The above preview is unformatted text

This student written piece of work is one of many that can be found in our GCSE USA 1941-80 section.

Found what you're looking for?

  • Start learning 29% faster today
  • 150,000+ documents available
  • Just £6.99 a month

Not the one? Search for your essay title...
  • Join over 1.2 million students every month
  • Accelerate your learning by 29%
  • Unlimited access from just £6.99 per month

See related essaysSee related essays

Related GCSE USA 1941-80 essays

  1. How effective a leader was Martin Luther King in the Civil Rights campaign?

    Unlike the success of Montgomery, King had gained far more momentum in the civil rights campaign after Birmingham. This was a great a leadership quality that King had gained after the events of Montgomery. Martin Luther King was involved in the march in Washington, where around two hundred thousand protesters had marched.

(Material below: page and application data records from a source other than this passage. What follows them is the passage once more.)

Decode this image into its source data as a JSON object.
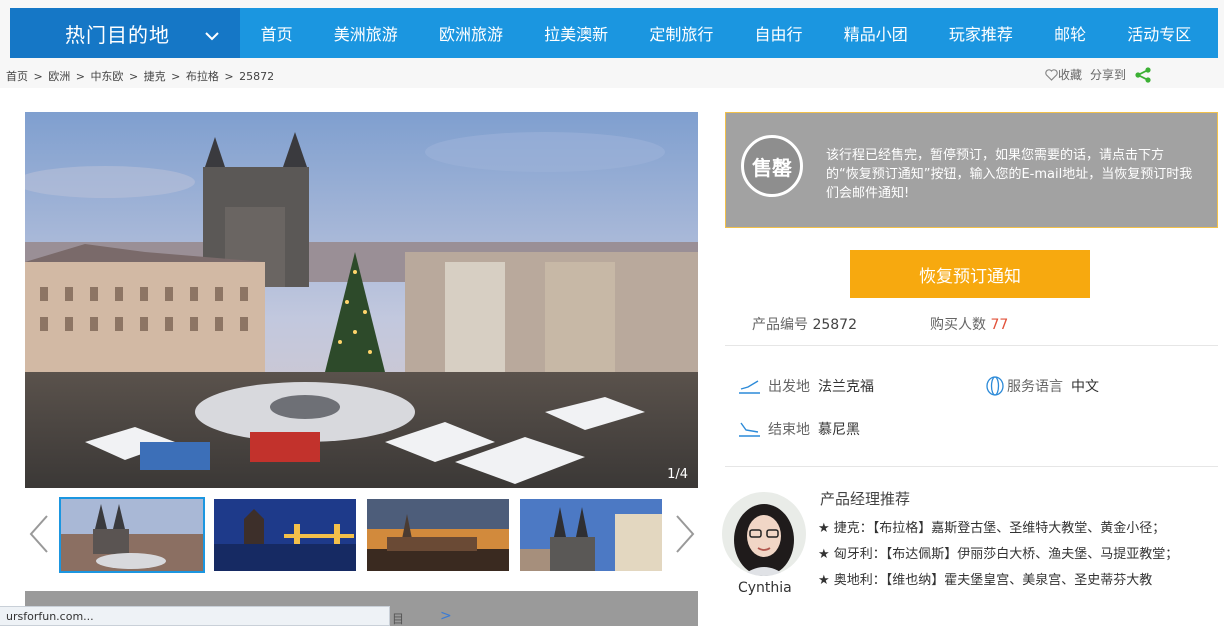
{
  "nav": {
    "hot_label": "热门目的地",
    "items": [
      "首页",
      "美洲旅游",
      "欧洲旅游",
      "拉美澳新",
      "定制旅行",
      "自由行",
      "精品小团",
      "玩家推荐",
      "邮轮",
      "活动专区"
    ]
  },
  "breadcrumb": {
    "items": [
      "首页",
      "欧洲",
      "中东欧",
      "捷克",
      "布拉格",
      "25872"
    ],
    "separator": ">",
    "favorite": "收藏",
    "share": "分享到"
  },
  "gallery": {
    "counter": "1/4",
    "thumb_count": 4,
    "active_index": 0
  },
  "sold": {
    "badge": "售罄",
    "message": "该行程已经售完，暂停预订，如果您需要的话，请点击下方的“恢复预订通知”按钮，输入您的E-mail地址，当恢复预订时我们会邮件通知!"
  },
  "restore_button": "恢复预订通知",
  "product": {
    "code_label": "产品编号",
    "code": "25872",
    "buyers_label": "购买人数",
    "buyers": "77"
  },
  "trip": {
    "depart_label": "出发地",
    "depart": "法兰克福",
    "lang_label": "服务语言",
    "lang": "中文",
    "end_label": "结束地",
    "end": "慕尼黑"
  },
  "manager": {
    "title": "产品经理推荐",
    "name": "Cynthia",
    "recs": [
      "★ 捷克：【布拉格】嘉斯登古堡、圣维特大教堂、黄金小径；",
      "★ 匈牙利：【布达佩斯】伊丽莎白大桥、渔夫堡、马提亚教堂；",
      "★ 奥地利：【维也纳】霍夫堡皇宫、美泉宫、圣史蒂芬大教"
    ]
  },
  "status": {
    "url": "ursforfun.com...",
    "under_text": "目",
    "under_arrow": ">"
  },
  "colors": {
    "nav_blue": "#1b96e0",
    "nav_dark": "#1577c6",
    "button_orange": "#f7a90f",
    "accent_red": "#e2523a",
    "share_green": "#3cb034"
  }
}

  2. Do you think Martin Luther King deserves his reputation for being a great leader ...

    It is likely that far more blacks would have been injured and killed, as white communities were far more resourceful and better equipped. They would have received far less public sympathy as an onlooker would think-"They act like animals so they get treated like animals."

  1. What was the contribution of Martin Luther King to the civil rights movement?

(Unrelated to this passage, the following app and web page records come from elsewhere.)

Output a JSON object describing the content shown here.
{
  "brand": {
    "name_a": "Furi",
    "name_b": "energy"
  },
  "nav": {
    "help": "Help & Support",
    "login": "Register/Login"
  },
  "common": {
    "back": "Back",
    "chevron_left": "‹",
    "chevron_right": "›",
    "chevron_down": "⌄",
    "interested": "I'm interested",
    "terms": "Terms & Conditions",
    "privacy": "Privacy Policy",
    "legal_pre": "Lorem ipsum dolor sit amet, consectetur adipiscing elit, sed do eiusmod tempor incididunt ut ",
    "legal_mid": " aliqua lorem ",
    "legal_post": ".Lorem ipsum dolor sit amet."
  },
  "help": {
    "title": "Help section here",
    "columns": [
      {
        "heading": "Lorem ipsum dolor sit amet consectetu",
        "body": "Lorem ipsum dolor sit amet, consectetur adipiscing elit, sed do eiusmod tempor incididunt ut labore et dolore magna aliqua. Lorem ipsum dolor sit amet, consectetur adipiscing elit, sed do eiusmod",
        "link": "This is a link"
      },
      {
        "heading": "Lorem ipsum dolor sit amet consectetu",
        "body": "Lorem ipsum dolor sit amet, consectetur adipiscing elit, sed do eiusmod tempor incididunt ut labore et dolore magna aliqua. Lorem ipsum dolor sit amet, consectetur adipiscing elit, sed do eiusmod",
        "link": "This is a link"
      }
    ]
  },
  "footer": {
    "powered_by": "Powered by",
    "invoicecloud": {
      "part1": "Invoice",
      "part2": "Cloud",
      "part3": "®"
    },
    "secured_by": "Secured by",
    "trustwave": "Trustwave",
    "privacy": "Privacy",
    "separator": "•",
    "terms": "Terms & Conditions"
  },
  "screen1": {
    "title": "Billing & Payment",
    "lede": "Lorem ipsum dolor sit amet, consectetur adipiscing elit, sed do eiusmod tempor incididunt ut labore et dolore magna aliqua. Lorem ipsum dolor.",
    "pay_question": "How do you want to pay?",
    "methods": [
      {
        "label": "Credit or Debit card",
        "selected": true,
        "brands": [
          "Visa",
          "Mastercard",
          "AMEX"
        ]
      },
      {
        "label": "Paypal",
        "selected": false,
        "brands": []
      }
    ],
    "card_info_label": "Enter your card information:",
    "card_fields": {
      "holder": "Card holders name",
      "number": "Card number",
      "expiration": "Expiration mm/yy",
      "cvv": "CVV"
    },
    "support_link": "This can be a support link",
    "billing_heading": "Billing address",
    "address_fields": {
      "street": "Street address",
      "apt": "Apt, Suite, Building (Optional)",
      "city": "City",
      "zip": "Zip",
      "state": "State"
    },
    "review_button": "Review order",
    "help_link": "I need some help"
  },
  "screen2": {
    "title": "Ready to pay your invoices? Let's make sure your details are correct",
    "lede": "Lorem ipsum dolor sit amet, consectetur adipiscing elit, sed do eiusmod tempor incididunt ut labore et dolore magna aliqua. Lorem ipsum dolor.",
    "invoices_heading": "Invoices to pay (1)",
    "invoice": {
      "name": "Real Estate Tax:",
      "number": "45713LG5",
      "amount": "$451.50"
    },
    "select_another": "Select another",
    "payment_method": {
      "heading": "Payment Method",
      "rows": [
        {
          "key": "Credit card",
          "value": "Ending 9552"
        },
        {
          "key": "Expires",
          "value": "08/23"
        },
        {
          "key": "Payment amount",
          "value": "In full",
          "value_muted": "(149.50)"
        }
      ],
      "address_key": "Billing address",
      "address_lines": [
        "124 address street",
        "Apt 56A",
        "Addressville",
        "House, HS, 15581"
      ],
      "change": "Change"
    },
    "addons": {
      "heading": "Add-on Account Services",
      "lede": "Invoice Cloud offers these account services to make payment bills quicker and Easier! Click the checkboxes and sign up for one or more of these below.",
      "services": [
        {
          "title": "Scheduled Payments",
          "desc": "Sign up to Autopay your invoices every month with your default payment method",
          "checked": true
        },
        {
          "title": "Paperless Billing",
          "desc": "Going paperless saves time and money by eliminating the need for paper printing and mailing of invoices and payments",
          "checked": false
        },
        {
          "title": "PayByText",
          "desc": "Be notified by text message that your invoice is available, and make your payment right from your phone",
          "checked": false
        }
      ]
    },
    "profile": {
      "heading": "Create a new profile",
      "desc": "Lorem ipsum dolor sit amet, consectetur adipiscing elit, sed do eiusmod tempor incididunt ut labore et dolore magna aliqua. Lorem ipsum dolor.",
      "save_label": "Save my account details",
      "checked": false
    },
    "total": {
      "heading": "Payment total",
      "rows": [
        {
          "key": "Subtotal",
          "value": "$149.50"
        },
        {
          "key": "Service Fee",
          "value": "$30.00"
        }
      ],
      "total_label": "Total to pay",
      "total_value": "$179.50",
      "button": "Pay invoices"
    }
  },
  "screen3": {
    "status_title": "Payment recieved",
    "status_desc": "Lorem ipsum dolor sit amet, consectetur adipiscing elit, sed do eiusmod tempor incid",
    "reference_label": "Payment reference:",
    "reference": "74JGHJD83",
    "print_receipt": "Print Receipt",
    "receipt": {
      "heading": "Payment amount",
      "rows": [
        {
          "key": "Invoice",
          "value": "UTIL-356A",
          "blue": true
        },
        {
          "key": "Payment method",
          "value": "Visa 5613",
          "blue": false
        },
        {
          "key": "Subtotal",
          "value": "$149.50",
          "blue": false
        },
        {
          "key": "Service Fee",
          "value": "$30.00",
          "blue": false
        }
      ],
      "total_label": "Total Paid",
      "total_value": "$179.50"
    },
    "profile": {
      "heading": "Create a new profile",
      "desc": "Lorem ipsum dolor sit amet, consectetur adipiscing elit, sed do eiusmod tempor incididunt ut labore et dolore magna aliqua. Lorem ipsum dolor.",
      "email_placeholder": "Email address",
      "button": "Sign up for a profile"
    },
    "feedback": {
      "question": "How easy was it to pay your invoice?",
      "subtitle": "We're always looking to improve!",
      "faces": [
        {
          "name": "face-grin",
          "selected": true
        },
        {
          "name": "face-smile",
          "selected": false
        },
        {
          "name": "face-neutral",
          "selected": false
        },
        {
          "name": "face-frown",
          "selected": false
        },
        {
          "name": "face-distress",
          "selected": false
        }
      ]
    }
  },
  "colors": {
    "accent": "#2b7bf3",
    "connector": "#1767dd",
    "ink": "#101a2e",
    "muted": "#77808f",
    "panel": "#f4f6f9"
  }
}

    surrender her bus seat to a white passenger and as a consequence had been arrested for violating the city's segregation law. Black activists formed the Montgomery Improvement Association to boycott the transit system and chose King as their leader. He had the advantage of being a young, well-trained man who

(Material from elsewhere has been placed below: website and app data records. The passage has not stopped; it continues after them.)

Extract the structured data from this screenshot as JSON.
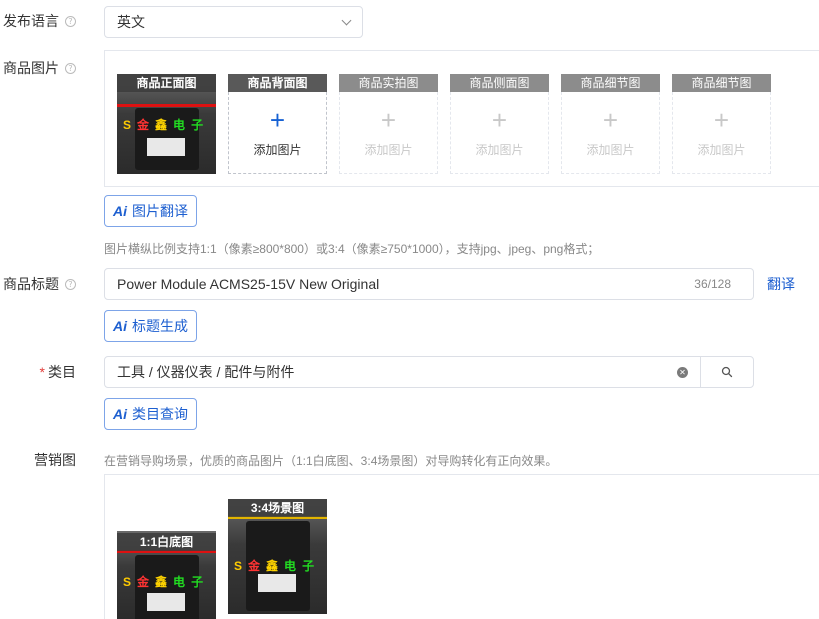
{
  "language": {
    "label": "发布语言",
    "value": "英文"
  },
  "images": {
    "label": "商品图片",
    "slots": [
      {
        "caption": "商品正面图"
      },
      {
        "caption": "商品背面图",
        "add_text": "添加图片"
      },
      {
        "caption": "商品实拍图",
        "add_text": "添加图片"
      },
      {
        "caption": "商品侧面图",
        "add_text": "添加图片"
      },
      {
        "caption": "商品细节图",
        "add_text": "添加图片"
      },
      {
        "caption": "商品细节图",
        "add_text": "添加图片"
      }
    ],
    "ai_button": "图片翻译",
    "hint": "图片横纵比例支持1:1（像素≥800*800）或3:4（像素≥750*1000），支持jpg、jpeg、png格式；"
  },
  "title": {
    "label": "商品标题",
    "value": "Power Module ACMS25-15V New Original",
    "counter": "36/128",
    "translate_link": "翻译",
    "ai_button": "标题生成"
  },
  "category": {
    "label": "类目",
    "value": "工具 / 仪器仪表 / 配件与附件",
    "ai_button": "类目查询"
  },
  "marketing": {
    "label": "营销图",
    "hint": "在营销导购场景，优质的商品图片（1:1白底图、3:4场景图）对导购转化有正向效果。",
    "images": [
      {
        "caption": "1:1白底图"
      },
      {
        "caption": "3:4场景图"
      }
    ]
  },
  "watermark": "S金鑫电子",
  "colors": {
    "accent": "#1d5fd0",
    "required": "#e23c39",
    "border": "#dcdfe6"
  }
}
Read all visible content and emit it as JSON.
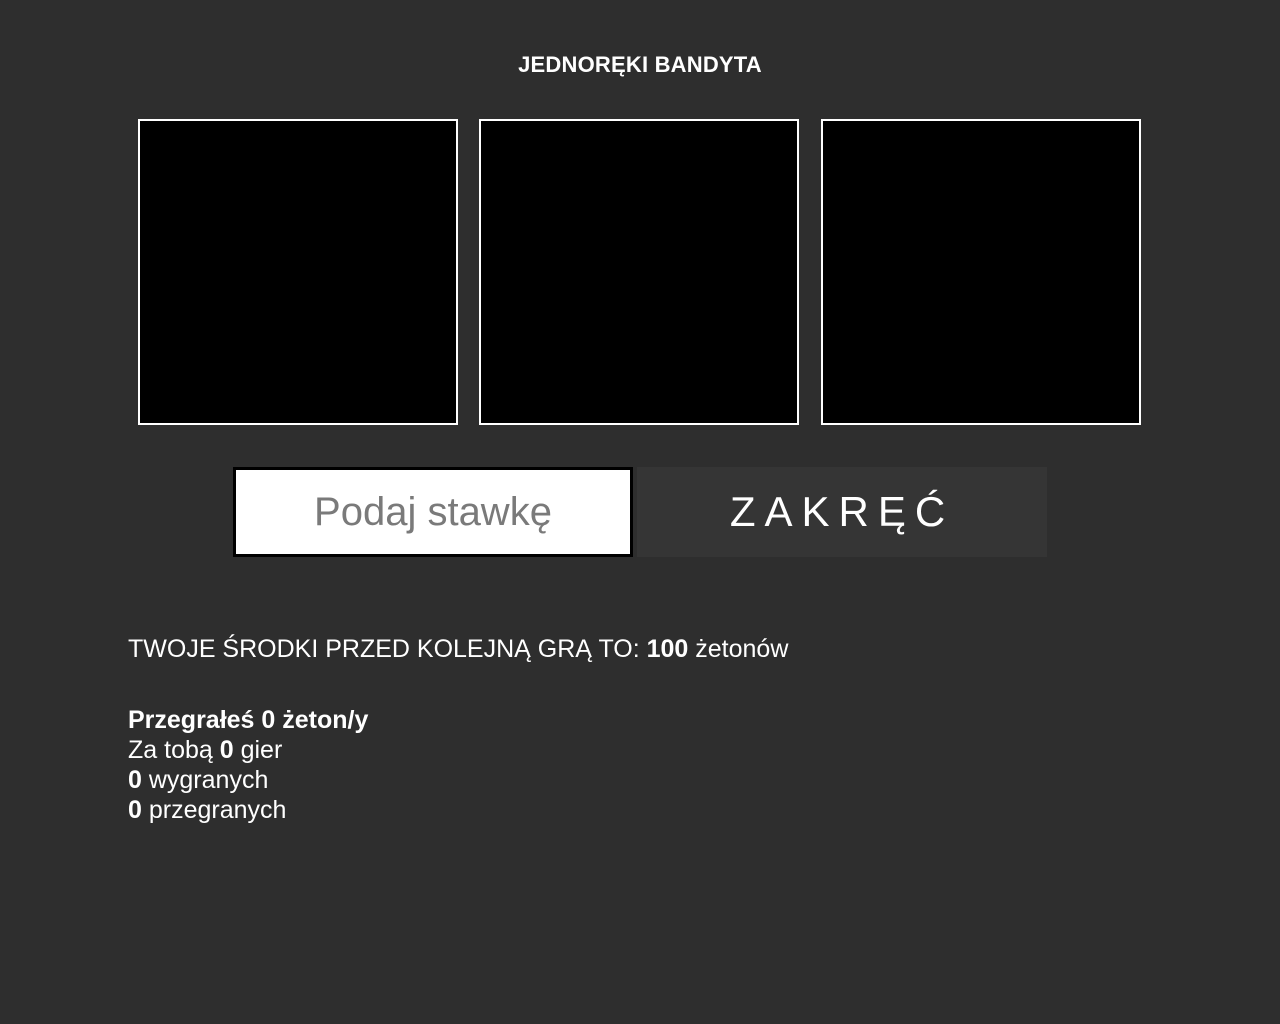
{
  "title": "JEDNORĘKI BANDYTA",
  "reels": [
    "",
    "",
    ""
  ],
  "bet": {
    "placeholder": "Podaj stawkę",
    "value": ""
  },
  "spin_label": "ZAKRĘĆ",
  "funds": {
    "prefix": "TWOJE ŚRODKI PRZED KOLEJNĄ GRĄ TO: ",
    "amount": "100",
    "suffix": " żetonów"
  },
  "stats": {
    "result_line": "Przegrałeś 0 żeton/y",
    "games_prefix": "Za tobą ",
    "games_count": "0",
    "games_suffix": " gier",
    "wins_count": "0",
    "wins_label": " wygranych",
    "losses_count": "0",
    "losses_label": " przegranych"
  },
  "colors": {
    "background": "#2e2e2e",
    "reel": "#000000",
    "reel_border": "#ffffff",
    "button": "#353535"
  }
}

  2. Civil Rights in America 50s & 60s

    Only one of the students graduated from the high school. The scenes of black students been jeered at by angry white mobs had once again attracted international media attention to the hot topic of black rights in America, and the government were slowly been pushed towards the point of having to take some sort of major action against segregation.

  1. Martin Luther King Jr.

    clearly suggests that King has made an impact in all three. Coincidentally there is a book dedicated to King called "Reflection of the Dream: Past. Present and Future" by Walter J, Leonard 1976 (see recommended reading) The Past, this is when King developed his ideology; observations and behaviour, this helped

  2. Analysis of spoken language: Frasier

    This sets off the audience into an uproar of laughter realising Frasier could not secure seats on the flight and knowing it lowers Frasiers ego because he is such a snob. Frasiers pompous character is again portrayed when Niles expresses his worries via an exclamatory utterance, "How are we going to explain to the wine club..."

  1. Martin Luther King.

    Martin's response to the sit-ins was more complex. He applauded the fact that "American students have come of age. You now take your honored places in the worldwide struggle for freedom". In April 1960, the Student Nonviolent Coordinating Committee (SNCC) was organized in North Carolina to organize the passive sit-in movements and unify all the blacks together because

  2. Civil Rights Movement In America.

    America's army had different regiments, activities, and even barracks, one set for the whites and one for the black; the army was segregated, like the country it was fighting for. The war ended (it should be noted that this war was fighting racism, and that Americans so not understand irony).

  • Over 160,000 pieces
    of student written work
  • Annotated by
    experienced teachers
  • Ideas and feedback to
    improve your own work